*** PROVIDED DATA ***

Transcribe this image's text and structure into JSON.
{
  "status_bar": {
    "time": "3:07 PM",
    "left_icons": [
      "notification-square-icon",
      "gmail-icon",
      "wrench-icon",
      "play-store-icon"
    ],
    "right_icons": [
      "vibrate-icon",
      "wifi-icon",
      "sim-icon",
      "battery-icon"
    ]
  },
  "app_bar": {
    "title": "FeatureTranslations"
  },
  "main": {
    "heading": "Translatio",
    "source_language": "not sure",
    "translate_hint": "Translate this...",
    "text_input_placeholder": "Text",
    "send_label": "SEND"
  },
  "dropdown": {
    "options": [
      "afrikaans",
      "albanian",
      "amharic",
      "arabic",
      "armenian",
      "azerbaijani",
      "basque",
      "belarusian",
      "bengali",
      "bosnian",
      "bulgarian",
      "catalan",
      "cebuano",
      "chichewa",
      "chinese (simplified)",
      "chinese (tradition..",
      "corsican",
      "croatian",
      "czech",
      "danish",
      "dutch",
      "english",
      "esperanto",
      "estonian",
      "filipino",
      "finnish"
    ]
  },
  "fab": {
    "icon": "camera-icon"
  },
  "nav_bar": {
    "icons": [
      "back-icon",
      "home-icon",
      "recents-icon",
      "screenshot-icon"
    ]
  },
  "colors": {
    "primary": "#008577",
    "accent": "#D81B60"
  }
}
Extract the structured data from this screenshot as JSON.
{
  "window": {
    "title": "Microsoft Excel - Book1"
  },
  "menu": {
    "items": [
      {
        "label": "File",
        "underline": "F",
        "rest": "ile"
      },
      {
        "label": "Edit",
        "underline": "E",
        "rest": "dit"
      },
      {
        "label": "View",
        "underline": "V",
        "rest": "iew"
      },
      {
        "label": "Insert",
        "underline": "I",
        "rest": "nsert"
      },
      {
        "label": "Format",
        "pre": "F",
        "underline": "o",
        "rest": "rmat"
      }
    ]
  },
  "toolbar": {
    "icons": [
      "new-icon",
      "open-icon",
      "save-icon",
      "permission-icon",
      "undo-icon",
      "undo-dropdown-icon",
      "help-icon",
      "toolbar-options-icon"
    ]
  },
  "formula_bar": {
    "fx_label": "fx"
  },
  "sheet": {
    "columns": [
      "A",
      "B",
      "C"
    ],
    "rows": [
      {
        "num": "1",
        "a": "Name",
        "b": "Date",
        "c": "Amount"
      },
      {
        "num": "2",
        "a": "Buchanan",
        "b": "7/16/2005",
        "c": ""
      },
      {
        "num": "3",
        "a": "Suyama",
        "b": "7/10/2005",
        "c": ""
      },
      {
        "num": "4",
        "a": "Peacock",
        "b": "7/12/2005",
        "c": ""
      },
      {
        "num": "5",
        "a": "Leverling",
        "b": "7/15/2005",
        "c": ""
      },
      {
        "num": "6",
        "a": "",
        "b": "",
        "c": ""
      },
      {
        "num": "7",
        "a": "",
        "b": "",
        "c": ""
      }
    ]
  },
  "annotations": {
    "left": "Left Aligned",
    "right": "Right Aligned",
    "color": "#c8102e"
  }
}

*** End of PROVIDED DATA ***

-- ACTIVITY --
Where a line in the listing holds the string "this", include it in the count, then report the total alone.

-- ANSWER FOR THE TASK --
3